This advantage starkly contrasts with other grass hays, such as timothy, alfalfa, or orchard grass, each of which require heavy fertilization to maximize its nutritional value, as well as pesticides. Perennial peanut grass is able to harvest nutrients and water deep in the soil because of the lengths of its roots, while other grass hays are dependent on topsoil or fertilizer to provide necessary vitamins and minerals.
While perennial peanut grass hay is ideal for goats, sheep, pigs, and rabbits, one species of livestock that benefits from it best is horses. Perennial peanut hay contains between 13 percent to 20 percent protein, making it very similar to alfalfa in that regard. Many horse owners in the South swap alfalfa with peanut hay, due to the expense of alfalfa in the area. If you aren’t sure what to feed horses as an alternative to traditional grass hay, then perennial peanut hay is a good option.
Perennial peanut hay is generally a soft hay, like timothy or alfalfa, making it easy to consume, with a high amount of digestible energy. For horses, it is not difficult to chew or swallow, unlike other alternative hays, such as pea hay. Although a horse can colic on any hay, in my experience, they are less likely to colic on peanut hay than, for example, coastal hay or pea hay.
It is very palatable to horses, and in fact, some horses prefer peanut hay to timothy or orchard grass. However, there are a couple things to bear in mind when feeding peanut hay to horses. First, the dried peanut grass itself is very messy, with lots of little leaves that like to fall off. The leaves are easily swept up and into the nearest stall, however, if you’re not careful, you could lose part of your hay to the wind. It’s best to store peanut grass hay close to your horses to minimize loss.
In addition, because peanut grass hay is so high in protein, care should be taken when feeding it to livestock. Just as some horses will develop laminitis or founder on alfalfa, a similar crisis can happen when feeding perennial peanut hay. Use your best judgment; if you are feeding a pony, a horse that has previously foundered, or a similar equine that has a higher likelihood of developing laminitis, and are not sure how much hay to feed a horse with previous issues, then consult a qualified equine veterinarian.
Without a doubt, your horse will love the taste, but might not love the effects of the peanut grass. For horses that do not require all the nutrients that perennial peanut hay provides, then offering the peanut grass alongside traditional grass hays is a good idea.
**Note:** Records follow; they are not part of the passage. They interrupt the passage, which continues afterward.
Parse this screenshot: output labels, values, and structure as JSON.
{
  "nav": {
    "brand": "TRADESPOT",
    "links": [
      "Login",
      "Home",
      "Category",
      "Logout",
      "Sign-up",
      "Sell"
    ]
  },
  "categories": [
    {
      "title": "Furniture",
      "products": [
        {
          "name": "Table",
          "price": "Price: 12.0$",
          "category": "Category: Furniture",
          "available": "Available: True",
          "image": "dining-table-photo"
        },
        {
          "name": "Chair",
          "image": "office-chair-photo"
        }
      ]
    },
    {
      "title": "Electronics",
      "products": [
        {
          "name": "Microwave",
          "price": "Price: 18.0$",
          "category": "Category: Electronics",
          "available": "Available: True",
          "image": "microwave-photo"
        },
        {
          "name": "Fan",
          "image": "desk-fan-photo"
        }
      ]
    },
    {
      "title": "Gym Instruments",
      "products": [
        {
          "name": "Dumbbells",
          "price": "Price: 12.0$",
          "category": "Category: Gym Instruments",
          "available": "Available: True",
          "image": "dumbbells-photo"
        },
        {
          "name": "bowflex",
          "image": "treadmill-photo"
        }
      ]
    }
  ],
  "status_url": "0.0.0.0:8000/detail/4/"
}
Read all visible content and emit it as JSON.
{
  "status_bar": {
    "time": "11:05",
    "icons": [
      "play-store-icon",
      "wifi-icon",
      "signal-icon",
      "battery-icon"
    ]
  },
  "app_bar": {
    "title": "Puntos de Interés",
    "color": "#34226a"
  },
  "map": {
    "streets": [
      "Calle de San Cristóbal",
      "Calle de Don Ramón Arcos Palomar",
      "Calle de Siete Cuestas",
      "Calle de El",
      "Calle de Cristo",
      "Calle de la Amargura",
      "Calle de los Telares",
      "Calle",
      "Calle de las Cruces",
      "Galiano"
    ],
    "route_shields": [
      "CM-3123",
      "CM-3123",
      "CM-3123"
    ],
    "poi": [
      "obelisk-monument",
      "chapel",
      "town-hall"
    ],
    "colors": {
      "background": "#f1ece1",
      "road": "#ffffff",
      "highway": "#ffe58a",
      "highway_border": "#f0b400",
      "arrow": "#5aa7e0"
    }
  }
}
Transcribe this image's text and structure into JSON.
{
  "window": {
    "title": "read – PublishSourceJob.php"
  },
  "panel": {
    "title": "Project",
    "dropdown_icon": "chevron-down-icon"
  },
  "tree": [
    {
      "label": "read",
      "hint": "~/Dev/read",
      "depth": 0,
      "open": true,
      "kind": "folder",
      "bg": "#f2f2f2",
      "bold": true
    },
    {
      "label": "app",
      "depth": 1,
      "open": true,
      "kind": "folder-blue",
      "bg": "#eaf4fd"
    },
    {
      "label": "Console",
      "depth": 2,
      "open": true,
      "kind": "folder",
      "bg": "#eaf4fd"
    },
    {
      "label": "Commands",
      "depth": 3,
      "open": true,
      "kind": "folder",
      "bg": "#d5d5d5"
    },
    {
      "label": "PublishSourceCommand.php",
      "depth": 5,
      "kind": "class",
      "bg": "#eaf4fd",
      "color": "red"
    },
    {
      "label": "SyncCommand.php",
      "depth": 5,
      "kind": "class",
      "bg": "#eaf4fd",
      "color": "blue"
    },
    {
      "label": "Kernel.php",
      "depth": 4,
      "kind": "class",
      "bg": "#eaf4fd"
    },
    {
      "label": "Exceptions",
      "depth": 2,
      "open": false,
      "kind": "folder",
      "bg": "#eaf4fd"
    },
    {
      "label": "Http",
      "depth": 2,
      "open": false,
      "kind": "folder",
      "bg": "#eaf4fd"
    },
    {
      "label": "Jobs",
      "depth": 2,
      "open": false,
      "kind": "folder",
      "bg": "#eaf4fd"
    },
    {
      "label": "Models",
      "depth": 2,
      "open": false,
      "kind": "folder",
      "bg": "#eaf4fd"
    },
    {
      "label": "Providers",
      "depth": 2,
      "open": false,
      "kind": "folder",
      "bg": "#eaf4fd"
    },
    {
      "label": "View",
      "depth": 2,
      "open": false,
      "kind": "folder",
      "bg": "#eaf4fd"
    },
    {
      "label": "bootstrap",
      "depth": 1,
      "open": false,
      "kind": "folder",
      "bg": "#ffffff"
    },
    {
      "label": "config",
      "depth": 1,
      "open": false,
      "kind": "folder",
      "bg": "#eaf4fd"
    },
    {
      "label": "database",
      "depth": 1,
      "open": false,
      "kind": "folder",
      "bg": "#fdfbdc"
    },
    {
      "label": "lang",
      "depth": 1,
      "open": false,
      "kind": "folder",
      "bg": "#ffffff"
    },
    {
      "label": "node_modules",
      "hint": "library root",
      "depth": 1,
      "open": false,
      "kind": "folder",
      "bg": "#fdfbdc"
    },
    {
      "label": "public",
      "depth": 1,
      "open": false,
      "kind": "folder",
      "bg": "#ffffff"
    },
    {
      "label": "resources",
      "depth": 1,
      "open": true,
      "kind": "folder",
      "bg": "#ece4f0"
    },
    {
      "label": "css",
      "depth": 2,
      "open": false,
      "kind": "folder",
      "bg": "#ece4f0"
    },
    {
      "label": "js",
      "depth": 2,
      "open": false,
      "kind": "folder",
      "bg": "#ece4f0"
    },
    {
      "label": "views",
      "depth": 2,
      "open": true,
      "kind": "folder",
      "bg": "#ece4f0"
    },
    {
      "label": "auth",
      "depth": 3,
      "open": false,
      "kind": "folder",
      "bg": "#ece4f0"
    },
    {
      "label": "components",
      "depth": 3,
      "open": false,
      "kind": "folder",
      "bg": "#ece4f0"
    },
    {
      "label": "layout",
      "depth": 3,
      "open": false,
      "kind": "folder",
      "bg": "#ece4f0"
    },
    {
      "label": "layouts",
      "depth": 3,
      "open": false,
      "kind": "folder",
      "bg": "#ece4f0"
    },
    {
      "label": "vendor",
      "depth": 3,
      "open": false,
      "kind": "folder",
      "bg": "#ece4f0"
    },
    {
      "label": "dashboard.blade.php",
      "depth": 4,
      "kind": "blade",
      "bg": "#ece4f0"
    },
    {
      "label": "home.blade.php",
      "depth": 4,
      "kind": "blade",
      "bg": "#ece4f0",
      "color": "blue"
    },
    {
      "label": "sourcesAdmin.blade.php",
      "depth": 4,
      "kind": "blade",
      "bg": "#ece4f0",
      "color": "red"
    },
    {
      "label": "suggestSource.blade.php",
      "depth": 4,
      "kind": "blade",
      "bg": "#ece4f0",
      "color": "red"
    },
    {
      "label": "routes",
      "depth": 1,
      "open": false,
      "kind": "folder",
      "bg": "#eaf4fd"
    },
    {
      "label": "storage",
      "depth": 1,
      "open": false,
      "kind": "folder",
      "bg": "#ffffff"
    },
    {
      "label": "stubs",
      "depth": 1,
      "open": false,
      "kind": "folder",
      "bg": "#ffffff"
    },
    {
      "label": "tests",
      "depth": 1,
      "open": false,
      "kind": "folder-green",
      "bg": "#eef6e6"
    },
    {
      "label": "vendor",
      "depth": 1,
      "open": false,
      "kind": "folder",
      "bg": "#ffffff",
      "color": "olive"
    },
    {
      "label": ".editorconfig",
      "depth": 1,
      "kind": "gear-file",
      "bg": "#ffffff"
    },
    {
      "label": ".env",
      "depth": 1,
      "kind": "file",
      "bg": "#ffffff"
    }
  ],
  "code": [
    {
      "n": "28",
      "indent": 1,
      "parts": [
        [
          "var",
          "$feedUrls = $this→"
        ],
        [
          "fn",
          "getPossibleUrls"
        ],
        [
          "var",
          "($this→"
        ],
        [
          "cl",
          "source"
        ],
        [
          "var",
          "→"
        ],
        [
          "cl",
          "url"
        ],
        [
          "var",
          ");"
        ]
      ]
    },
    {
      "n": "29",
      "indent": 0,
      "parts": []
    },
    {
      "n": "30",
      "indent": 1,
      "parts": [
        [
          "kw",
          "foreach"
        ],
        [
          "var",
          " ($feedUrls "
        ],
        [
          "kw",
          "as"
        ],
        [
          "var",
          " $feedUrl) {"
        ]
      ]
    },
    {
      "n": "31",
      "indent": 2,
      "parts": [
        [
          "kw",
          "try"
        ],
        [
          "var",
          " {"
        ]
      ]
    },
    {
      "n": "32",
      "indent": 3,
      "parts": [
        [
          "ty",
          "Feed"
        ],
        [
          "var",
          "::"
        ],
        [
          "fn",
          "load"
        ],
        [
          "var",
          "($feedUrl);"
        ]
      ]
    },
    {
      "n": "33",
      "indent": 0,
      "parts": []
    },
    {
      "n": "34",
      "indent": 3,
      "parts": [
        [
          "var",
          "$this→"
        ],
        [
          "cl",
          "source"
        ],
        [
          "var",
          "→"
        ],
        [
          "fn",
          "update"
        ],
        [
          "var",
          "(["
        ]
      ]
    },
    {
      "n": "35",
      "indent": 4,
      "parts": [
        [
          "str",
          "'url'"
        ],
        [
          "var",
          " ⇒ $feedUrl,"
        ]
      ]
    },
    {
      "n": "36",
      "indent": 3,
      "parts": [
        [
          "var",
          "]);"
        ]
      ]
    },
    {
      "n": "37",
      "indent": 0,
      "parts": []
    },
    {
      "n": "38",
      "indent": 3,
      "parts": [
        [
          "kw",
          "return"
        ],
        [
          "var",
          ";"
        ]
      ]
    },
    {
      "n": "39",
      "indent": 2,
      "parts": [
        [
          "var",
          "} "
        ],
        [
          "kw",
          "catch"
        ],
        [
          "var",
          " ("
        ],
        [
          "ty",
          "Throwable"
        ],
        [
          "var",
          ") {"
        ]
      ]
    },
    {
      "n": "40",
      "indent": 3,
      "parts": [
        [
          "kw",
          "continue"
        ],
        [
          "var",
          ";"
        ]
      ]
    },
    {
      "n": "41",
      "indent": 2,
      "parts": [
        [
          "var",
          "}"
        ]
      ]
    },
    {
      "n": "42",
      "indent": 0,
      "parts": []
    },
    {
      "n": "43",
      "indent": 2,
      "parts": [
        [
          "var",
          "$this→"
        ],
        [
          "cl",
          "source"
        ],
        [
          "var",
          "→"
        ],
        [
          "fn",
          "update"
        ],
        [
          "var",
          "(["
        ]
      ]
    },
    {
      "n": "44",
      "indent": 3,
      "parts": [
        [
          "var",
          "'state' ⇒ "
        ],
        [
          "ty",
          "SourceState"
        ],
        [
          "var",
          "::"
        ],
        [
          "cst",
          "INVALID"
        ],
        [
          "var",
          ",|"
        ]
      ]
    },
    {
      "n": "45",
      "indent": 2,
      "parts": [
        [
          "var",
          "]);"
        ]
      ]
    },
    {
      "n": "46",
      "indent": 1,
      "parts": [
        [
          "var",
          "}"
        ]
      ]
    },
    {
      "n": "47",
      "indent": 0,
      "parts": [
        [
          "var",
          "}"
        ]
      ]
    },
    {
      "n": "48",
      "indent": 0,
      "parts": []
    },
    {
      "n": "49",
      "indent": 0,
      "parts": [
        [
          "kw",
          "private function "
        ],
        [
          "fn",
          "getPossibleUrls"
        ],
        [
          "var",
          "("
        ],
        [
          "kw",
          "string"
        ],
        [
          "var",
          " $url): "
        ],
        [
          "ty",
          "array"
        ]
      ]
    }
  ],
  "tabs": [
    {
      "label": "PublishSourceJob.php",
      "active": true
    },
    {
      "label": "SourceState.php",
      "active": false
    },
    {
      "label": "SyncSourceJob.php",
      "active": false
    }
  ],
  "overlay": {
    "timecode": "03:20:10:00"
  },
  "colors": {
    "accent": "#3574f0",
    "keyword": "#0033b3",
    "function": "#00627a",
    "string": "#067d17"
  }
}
If you’re looking for a good quality alternative forage, and also want to reduce the pesticides to which your livestock are exposed, then perennial peanut hay is a good option. For more livestock care articles, you can catch up with me at my homesteading website, FrugalChicken.